The Third Reich's economy flourished when companies made use of forced laborers, and the debate about how to repay them has lasted decades. Payments for the survivors should now be completed by the end of the year.
Germany had some 12 million forced workers during World War II
Though their numbers are dwindling, there are still about 1.7 million people who were forced to work in German companies during the Nazi regime and who could receive up to €7,600 ($9,838) from the four-year-old, €5.12-billion Remembrance, Responsibility and Future Foundation, equally financed by the German government and an organization of German businesses.
"We expect the payments to come to a close by the end of the year," the foundation's director said last week, ahead of the start of a series of ceremonies commemorating the 60th anniversary of Germany's defeat in 1945.
Funds still available
So far €3.84 billion have been paid to about 1.63 million forced laborers or their descendants, and about 500,000 claims have been denied. There are about €387 million in interest still available. In exchange for the payments the companies that participated in the organization received protection from further legal action.

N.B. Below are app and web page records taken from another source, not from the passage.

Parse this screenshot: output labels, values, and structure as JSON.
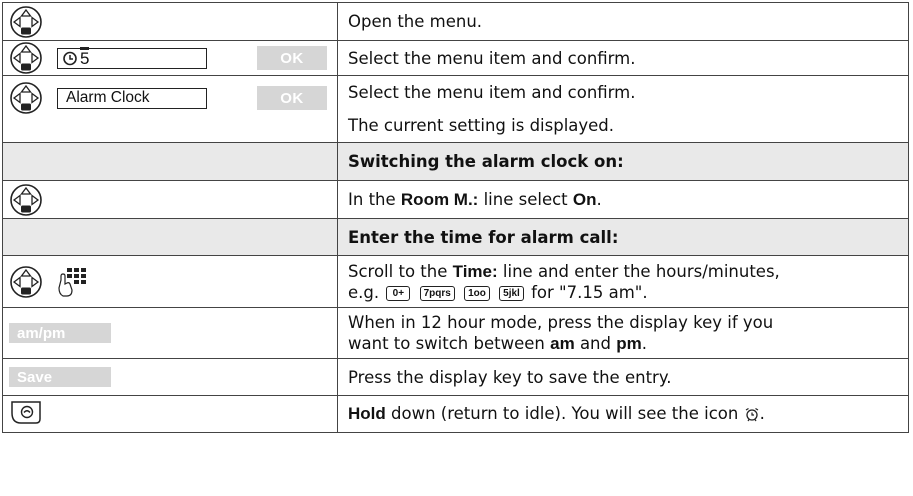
{
  "rows": [
    {
      "text": "Open the menu."
    },
    {
      "field": "5",
      "ok": "OK",
      "text": "Select the menu item and confirm."
    },
    {
      "field": "Alarm Clock",
      "ok": "OK",
      "text": "Select the menu item and confirm."
    },
    {
      "text": "The current setting is displayed."
    },
    {
      "text": "Switching the alarm clock on:"
    },
    {
      "pre": "In the",
      "bold1": "Room M.:",
      "mid": "line select",
      "bold2": "On",
      "post": "."
    },
    {
      "text": "Enter the time for alarm call:"
    },
    {
      "pre": "Scroll to the",
      "bold1": "Time:",
      "post1": "line and enter the hours/minutes,",
      "line2_pre": "e.g.",
      "keys": [
        "0+",
        "7pqrs",
        "1oo",
        "5jkl"
      ],
      "line2_post": "for \"7.15 am\"."
    },
    {
      "softkey": "am/pm",
      "line1": "When in 12 hour mode, press the display key if you",
      "line2_pre": "want to switch between",
      "bold1": "am",
      "mid": "and",
      "bold2": "pm",
      "post": "."
    },
    {
      "softkey": "Save",
      "text": "Press the display key to save the entry."
    },
    {
      "bold1": "Hold",
      "post": "down (return to idle). You will see the icon"
    }
  ],
  "colors": {
    "softkey_bg": "#d6d6d6",
    "border": "#444444",
    "shade": "#e9e9e9"
  },
  "icons": [
    "nav-key-icon",
    "clock-menu-icon",
    "keypad-icon",
    "end-call-key-icon",
    "alarm-clock-icon"
  ]
}
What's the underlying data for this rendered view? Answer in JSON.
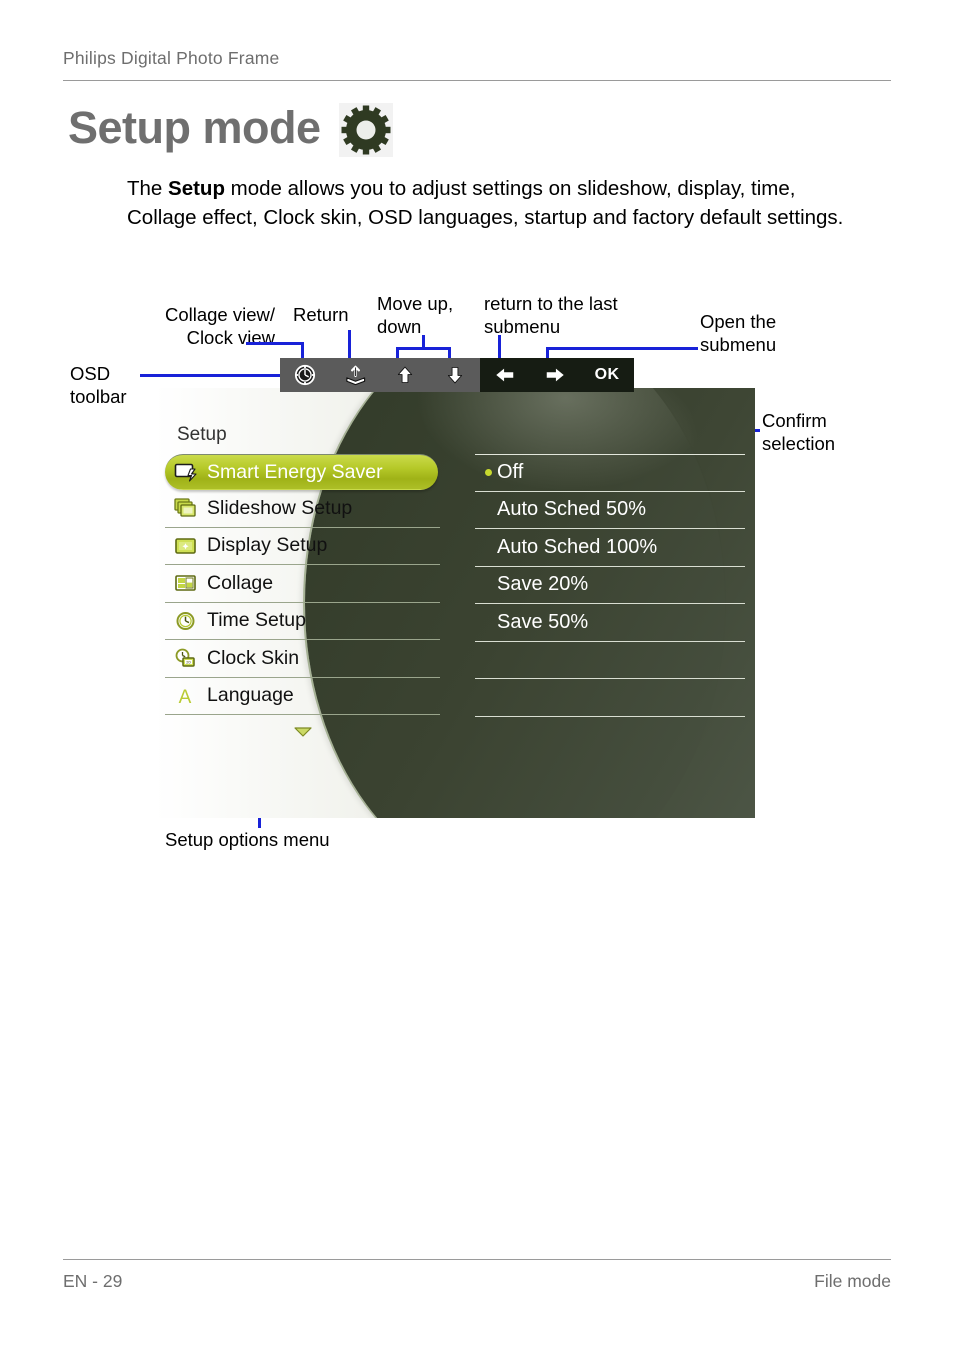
{
  "header": {
    "title": "Philips Digital Photo Frame"
  },
  "page_title": {
    "text": "Setup mode",
    "icon": "gear-icon"
  },
  "intro": {
    "before": "The ",
    "bold": "Setup",
    "after": " mode allows you to adjust settings on slideshow, display, time, Collage effect, Clock skin, OSD languages, startup and factory default settings."
  },
  "annotations": {
    "collage_clock_view": "Collage view/\nClock view",
    "return": "Return",
    "move_up_down": "Move up,\ndown",
    "return_last_submenu": "return to the last\nsubmenu",
    "open_submenu": "Open the\nsubmenu",
    "osd_toolbar": "OSD\ntoolbar",
    "confirm_selection": "Confirm\nselection",
    "setup_options_menu": "Setup options menu"
  },
  "osd_toolbar": {
    "buttons": [
      {
        "name": "clock-view-icon",
        "label": ""
      },
      {
        "name": "return-icon",
        "label": ""
      },
      {
        "name": "arrow-up-icon",
        "label": ""
      },
      {
        "name": "arrow-down-icon",
        "label": ""
      },
      {
        "name": "arrow-left-icon",
        "label": ""
      },
      {
        "name": "arrow-right-icon",
        "label": ""
      },
      {
        "name": "ok-button",
        "label": "OK"
      }
    ],
    "ok_label": "OK"
  },
  "setup_menu": {
    "title": "Setup",
    "items": [
      {
        "label": "Smart Energy Saver",
        "icon": "energy-saver-icon",
        "selected": true
      },
      {
        "label": "Slideshow Setup",
        "icon": "slideshow-icon",
        "selected": false
      },
      {
        "label": "Display Setup",
        "icon": "display-icon",
        "selected": false
      },
      {
        "label": "Collage",
        "icon": "collage-icon",
        "selected": false
      },
      {
        "label": "Time Setup",
        "icon": "clock-icon",
        "selected": false
      },
      {
        "label": "Clock Skin",
        "icon": "clock-skin-icon",
        "selected": false
      },
      {
        "label": "Language",
        "icon": "language-a-icon",
        "selected": false
      }
    ],
    "more_indicator": "chevron-down-icon"
  },
  "submenu": {
    "items": [
      {
        "label": "Off",
        "selected": true
      },
      {
        "label": "Auto Sched 50%",
        "selected": false
      },
      {
        "label": "Auto Sched 100%",
        "selected": false
      },
      {
        "label": "Save 20%",
        "selected": false
      },
      {
        "label": "Save 50%",
        "selected": false
      },
      {
        "label": "",
        "selected": false
      },
      {
        "label": "",
        "selected": false
      }
    ]
  },
  "footer": {
    "left": "EN - 29",
    "right": "File mode"
  },
  "colors": {
    "accent_green": "#b6c929",
    "leader_blue": "#1822d8",
    "screen_dark": "#39412f",
    "header_gray": "#6e6e6e"
  }
}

"The leading German industrials owe forced laborers because they were worked to death," said Benjamin Ferencz, one of the prosecutors in the Nuremberg War Crimes Tribunal in 1945. "One of the labors told me 'We were treated worse than slaves, you try to keep slaves alive. We were like sandpaper: used, thrown away and burnt with the garbage.'"
Firms profited from slave labor

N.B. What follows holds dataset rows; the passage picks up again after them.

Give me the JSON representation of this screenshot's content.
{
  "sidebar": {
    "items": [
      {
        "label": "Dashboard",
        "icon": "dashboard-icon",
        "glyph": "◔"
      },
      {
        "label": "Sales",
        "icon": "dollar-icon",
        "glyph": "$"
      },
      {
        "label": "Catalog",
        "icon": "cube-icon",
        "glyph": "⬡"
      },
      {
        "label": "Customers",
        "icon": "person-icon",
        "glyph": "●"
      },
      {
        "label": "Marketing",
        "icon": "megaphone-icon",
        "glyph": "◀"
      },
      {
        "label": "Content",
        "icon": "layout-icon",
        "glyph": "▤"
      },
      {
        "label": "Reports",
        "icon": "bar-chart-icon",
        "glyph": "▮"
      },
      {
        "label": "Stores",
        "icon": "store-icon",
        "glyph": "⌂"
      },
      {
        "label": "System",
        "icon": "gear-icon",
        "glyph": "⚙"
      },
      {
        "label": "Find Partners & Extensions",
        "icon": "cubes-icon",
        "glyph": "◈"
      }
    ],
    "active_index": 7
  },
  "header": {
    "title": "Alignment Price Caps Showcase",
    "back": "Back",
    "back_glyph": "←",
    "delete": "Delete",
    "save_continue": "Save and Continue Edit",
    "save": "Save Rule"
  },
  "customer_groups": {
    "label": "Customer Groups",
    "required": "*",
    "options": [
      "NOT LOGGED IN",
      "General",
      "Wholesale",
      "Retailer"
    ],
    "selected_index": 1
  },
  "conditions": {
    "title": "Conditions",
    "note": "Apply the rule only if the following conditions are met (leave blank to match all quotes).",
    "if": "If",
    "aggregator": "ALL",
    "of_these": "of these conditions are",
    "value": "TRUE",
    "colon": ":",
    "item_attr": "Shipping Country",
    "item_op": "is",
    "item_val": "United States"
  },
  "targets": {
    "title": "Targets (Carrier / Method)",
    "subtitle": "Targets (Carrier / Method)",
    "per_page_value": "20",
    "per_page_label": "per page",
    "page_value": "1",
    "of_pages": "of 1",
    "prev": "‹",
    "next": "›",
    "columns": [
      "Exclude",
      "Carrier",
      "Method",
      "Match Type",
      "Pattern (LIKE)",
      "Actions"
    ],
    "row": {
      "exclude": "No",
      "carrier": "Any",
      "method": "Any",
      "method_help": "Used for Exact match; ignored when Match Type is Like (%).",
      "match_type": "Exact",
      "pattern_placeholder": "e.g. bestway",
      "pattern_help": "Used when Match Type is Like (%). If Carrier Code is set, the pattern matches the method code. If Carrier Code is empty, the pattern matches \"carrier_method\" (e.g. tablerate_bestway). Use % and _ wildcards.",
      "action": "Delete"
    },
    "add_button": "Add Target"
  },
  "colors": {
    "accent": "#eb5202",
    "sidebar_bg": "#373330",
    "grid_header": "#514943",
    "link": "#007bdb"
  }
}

Though the Nazi regime lost the war, German companies profited from slave labor. German industrial wealth was 17 times larger after the war than in 1939, according to economic historian Dietrich Eichholz.

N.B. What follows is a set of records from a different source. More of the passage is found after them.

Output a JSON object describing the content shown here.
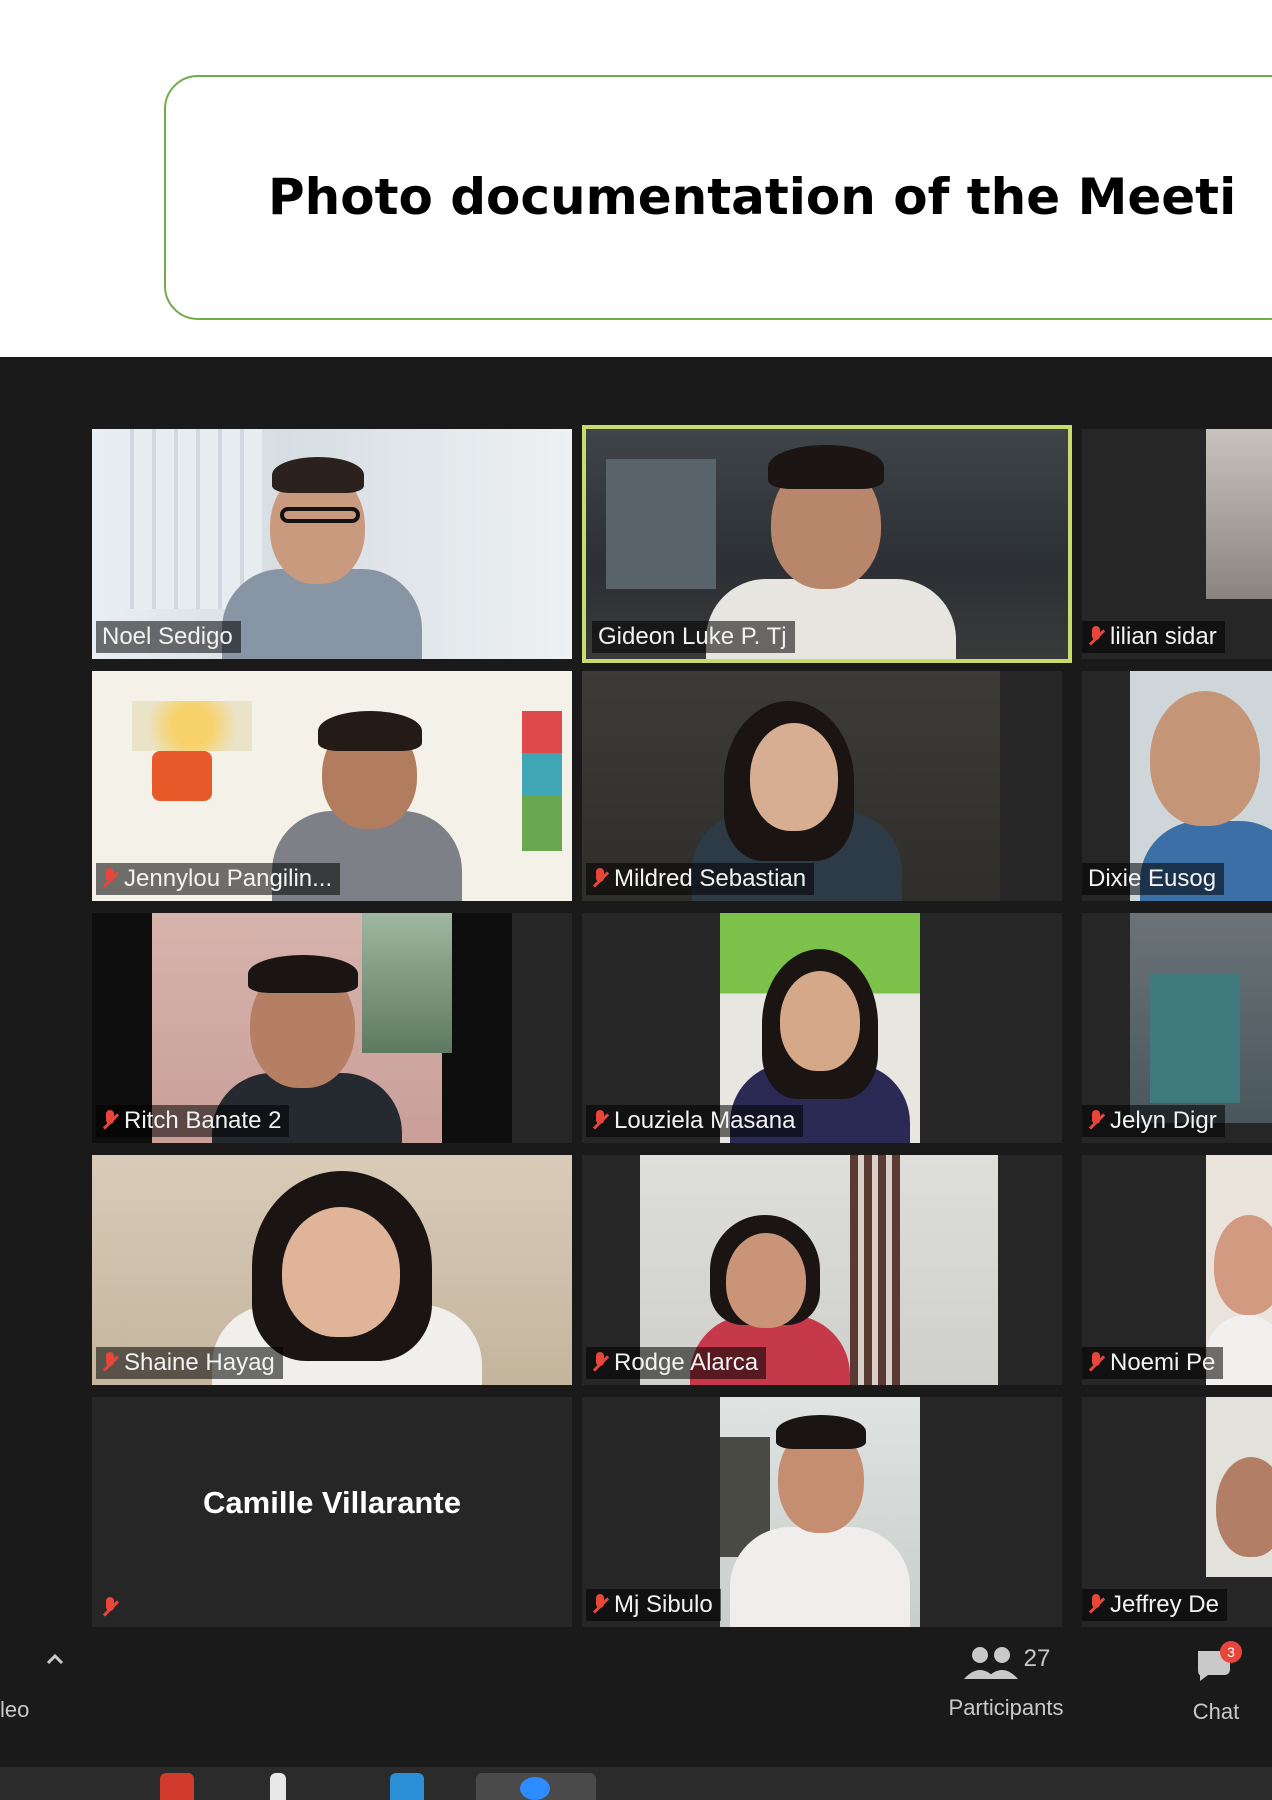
{
  "header": {
    "title": "Photo documentation of the Meeti"
  },
  "participants": [
    {
      "name": "Noel Sedigo",
      "muted": false,
      "active": false
    },
    {
      "name": "Gideon Luke P. Tj",
      "muted": false,
      "active": true
    },
    {
      "name": "lilian sidar",
      "muted": true,
      "active": false
    },
    {
      "name": "Jennylou Pangilin...",
      "muted": true,
      "active": false
    },
    {
      "name": "Mildred Sebastian",
      "muted": true,
      "active": false
    },
    {
      "name": "Dixie Eusog",
      "muted": false,
      "active": false
    },
    {
      "name": "Ritch Banate 2",
      "muted": true,
      "active": false
    },
    {
      "name": "Louziela Masana",
      "muted": true,
      "active": false
    },
    {
      "name": "Jelyn Digr",
      "muted": true,
      "active": false
    },
    {
      "name": "Shaine Hayag",
      "muted": true,
      "active": false
    },
    {
      "name": "Rodge Alarca",
      "muted": true,
      "active": false
    },
    {
      "name": "Noemi Pe",
      "muted": true,
      "active": false
    },
    {
      "name": "Camille Villarante",
      "muted": true,
      "active": false,
      "video_off": true
    },
    {
      "name": "Mj Sibulo",
      "muted": true,
      "active": false
    },
    {
      "name": "Jeffrey De",
      "muted": true,
      "active": false
    }
  ],
  "toolbar": {
    "video_label": "leo",
    "participants_label": "Participants",
    "participants_count": "27",
    "chat_label": "Chat",
    "chat_badge": "3"
  },
  "colors": {
    "accent_border": "#70ad47",
    "active_speaker": "#c8dc6e",
    "muted_icon": "#e8463a",
    "window_bg": "#1a1a1a"
  }
}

Adolf Hitler speaks at the opening ceremony of the Volkswagen car factory in Fallersleben, Lower Saxony, May 26, 1938.
In order to keep up production from 1939 to 1941, as more and more men were being called up for military service, German companies needed 1.2 million workers, and they came in the form of forced laborers. In all, there were about 12 million people taken from German occupied territory to serve as forced laborers during the World War II.
For decades the companies' executive boards got around paying victims compensation by saying they were compelled to use slave labors. That, in turn, makes the German government, not the businesses themselves, responsible for remuneration.
Courts raise pressure
Pressure built up in the 1990s after class-action suits were filed in the United States against a number of large German firms, including BMW, Daimler-Benz, Deutsche Bank, Siemens and Volkswagen -- all companies that played important roles in the Holocaust, according to New York lawyer Edward Fagan.
There were billions at stake for the companies involved in the law suits, as well as an immense public relations problem. To solve those problems the companies set up the Remembrance, Responsibility and Future Foundation with the government.
"I have recently spoken with about 20 forced laborers from Poland, and the reaction is very positive," said Michael Jansen, who was the foundation's head until the end of last year. "For many of the older people who are living on very limited means, this is like a lotto win, and they are very glad that we are helping them."